Input

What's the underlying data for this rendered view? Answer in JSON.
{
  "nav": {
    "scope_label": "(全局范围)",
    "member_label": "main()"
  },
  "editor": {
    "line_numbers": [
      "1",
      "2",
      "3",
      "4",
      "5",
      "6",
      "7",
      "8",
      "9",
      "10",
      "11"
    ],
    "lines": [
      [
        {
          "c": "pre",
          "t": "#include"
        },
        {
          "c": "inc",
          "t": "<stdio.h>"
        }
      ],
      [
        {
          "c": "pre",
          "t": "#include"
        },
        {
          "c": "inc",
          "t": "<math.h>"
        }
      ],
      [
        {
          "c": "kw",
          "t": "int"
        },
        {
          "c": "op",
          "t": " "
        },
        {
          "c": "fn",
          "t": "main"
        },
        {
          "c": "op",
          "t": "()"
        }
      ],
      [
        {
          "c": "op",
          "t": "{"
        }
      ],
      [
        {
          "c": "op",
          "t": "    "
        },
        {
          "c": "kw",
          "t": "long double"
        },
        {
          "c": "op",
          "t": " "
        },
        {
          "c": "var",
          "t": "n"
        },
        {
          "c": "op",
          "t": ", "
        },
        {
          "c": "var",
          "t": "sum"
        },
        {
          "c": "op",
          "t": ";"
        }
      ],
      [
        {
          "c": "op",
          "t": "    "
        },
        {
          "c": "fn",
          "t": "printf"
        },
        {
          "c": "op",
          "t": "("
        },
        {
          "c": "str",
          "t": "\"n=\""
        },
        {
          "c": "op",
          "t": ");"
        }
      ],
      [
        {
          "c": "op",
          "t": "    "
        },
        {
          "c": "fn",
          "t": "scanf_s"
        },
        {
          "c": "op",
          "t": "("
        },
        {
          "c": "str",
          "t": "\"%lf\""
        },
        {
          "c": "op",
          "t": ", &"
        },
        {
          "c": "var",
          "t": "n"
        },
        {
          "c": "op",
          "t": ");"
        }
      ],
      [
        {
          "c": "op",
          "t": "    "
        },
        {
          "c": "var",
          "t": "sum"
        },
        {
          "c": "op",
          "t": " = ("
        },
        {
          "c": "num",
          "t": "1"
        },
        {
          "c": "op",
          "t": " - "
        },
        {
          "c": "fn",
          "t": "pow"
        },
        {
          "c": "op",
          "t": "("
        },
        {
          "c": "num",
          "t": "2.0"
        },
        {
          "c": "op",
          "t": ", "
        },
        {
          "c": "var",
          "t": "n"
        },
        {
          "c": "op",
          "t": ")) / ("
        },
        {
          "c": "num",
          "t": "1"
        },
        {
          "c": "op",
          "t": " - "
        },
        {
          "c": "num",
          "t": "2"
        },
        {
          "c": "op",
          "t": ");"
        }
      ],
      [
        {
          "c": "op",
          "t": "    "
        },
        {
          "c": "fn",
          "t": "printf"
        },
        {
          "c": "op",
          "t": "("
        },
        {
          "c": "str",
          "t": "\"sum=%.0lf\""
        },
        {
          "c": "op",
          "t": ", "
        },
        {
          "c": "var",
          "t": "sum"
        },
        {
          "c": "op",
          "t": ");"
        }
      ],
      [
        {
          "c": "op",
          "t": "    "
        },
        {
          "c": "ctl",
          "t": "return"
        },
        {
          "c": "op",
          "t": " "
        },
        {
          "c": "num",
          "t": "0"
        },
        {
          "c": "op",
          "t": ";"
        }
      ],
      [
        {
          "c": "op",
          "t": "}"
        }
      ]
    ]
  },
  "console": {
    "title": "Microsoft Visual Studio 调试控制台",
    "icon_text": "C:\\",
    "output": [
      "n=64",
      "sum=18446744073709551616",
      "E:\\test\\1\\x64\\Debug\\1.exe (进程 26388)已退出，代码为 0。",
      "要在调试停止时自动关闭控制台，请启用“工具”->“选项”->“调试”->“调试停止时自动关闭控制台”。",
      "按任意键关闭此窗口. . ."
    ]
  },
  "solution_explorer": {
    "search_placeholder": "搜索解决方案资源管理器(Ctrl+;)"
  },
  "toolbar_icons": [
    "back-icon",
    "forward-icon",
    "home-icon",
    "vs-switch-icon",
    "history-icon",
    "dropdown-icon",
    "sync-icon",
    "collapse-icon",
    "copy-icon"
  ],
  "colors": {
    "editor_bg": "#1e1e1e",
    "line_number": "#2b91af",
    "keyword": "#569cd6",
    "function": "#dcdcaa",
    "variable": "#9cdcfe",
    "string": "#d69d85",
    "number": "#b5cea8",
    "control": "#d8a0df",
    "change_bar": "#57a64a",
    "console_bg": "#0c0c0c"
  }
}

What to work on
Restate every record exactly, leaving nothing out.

Result
What's the underlying data for this rendered view? Answer in JSON.
{
  "nav": {
    "scope_label": "(全局范围)",
    "member_label": "main()"
  },
  "editor": {
    "line_numbers": [
      "1",
      "2",
      "3",
      "4",
      "5",
      "6",
      "7",
      "8",
      "9",
      "10",
      "11"
    ],
    "lines": [
      [
        {
          "c": "pre",
          "t": "#include"
        },
        {
          "c": "inc",
          "t": "<stdio.h>"
        }
      ],
      [
        {
          "c": "pre",
          "t": "#include"
        },
        {
          "c": "inc",
          "t": "<math.h>"
        }
      ],
      [
        {
          "c": "kw",
          "t": "int"
        },
        {
          "c": "op",
          "t": " "
        },
        {
          "c": "fn",
          "t": "main"
        },
        {
          "c": "op",
          "t": "()"
        }
      ],
      [
        {
          "c": "op",
          "t": "{"
        }
      ],
      [
        {
          "c": "op",
          "t": "    "
        },
        {
          "c": "kw",
          "t": "long double"
        },
        {
          "c": "op",
          "t": " "
        },
        {
          "c": "var",
          "t": "n"
        },
        {
          "c": "op",
          "t": ", "
        },
        {
          "c": "var",
          "t": "sum"
        },
        {
          "c": "op",
          "t": ";"
        }
      ],
      [
        {
          "c": "op",
          "t": "    "
        },
        {
          "c": "fn",
          "t": "printf"
        },
        {
          "c": "op",
          "t": "("
        },
        {
          "c": "str",
          "t": "\"n=\""
        },
        {
          "c": "op",
          "t": ");"
        }
      ],
      [
        {
          "c": "op",
          "t": "    "
        },
        {
          "c": "fn",
          "t": "scanf_s"
        },
        {
          "c": "op",
          "t": "("
        },
        {
          "c": "str",
          "t": "\"%lf\""
        },
        {
          "c": "op",
          "t": ", &"
        },
        {
          "c": "var",
          "t": "n"
        },
        {
          "c": "op",
          "t": ");"
        }
      ],
      [
        {
          "c": "op",
          "t": "    "
        },
        {
          "c": "var",
          "t": "sum"
        },
        {
          "c": "op",
          "t": " = ("
        },
        {
          "c": "num",
          "t": "1"
        },
        {
          "c": "op",
          "t": " - "
        },
        {
          "c": "fn",
          "t": "pow"
        },
        {
          "c": "op",
          "t": "("
        },
        {
          "c": "num",
          "t": "2.0"
        },
        {
          "c": "op",
          "t": ", "
        },
        {
          "c": "var",
          "t": "n"
        },
        {
          "c": "op",
          "t": ")) / ("
        },
        {
          "c": "num",
          "t": "1"
        },
        {
          "c": "op",
          "t": " - "
        },
        {
          "c": "num",
          "t": "2"
        },
        {
          "c": "op",
          "t": ");"
        }
      ],
      [
        {
          "c": "op",
          "t": "    "
        },
        {
          "c": "fn",
          "t": "printf"
        },
        {
          "c": "op",
          "t": "("
        },
        {
          "c": "str",
          "t": "\"sum=%.0lf\""
        },
        {
          "c": "op",
          "t": ", "
        },
        {
          "c": "var",
          "t": "sum"
        },
        {
          "c": "op",
          "t": ");"
        }
      ],
      [
        {
          "c": "op",
          "t": "    "
        },
        {
          "c": "ctl",
          "t": "return"
        },
        {
          "c": "op",
          "t": " "
        },
        {
          "c": "num",
          "t": "0"
        },
        {
          "c": "op",
          "t": ";"
        }
      ],
      [
        {
          "c": "op",
          "t": "}"
        }
      ]
    ]
  },
  "console": {
    "title": "Microsoft Visual Studio 调试控制台",
    "icon_text": "C:\\",
    "output": [
      "n=64",
      "sum=18446744073709551616",
      "E:\\test\\1\\x64\\Debug\\1.exe (进程 26388)已退出，代码为 0。",
      "要在调试停止时自动关闭控制台，请启用“工具”->“选项”->“调试”->“调试停止时自动关闭控制台”。",
      "按任意键关闭此窗口. . ."
    ]
  },
  "solution_explorer": {
    "search_placeholder": "搜索解决方案资源管理器(Ctrl+;)"
  },
  "toolbar_icons": [
    "back-icon",
    "forward-icon",
    "home-icon",
    "vs-switch-icon",
    "history-icon",
    "dropdown-icon",
    "sync-icon",
    "collapse-icon",
    "copy-icon"
  ],
  "colors": {
    "editor_bg": "#1e1e1e",
    "line_number": "#2b91af",
    "keyword": "#569cd6",
    "function": "#dcdcaa",
    "variable": "#9cdcfe",
    "string": "#d69d85",
    "number": "#b5cea8",
    "control": "#d8a0df",
    "change_bar": "#57a64a",
    "console_bg": "#0c0c0c"
  }
}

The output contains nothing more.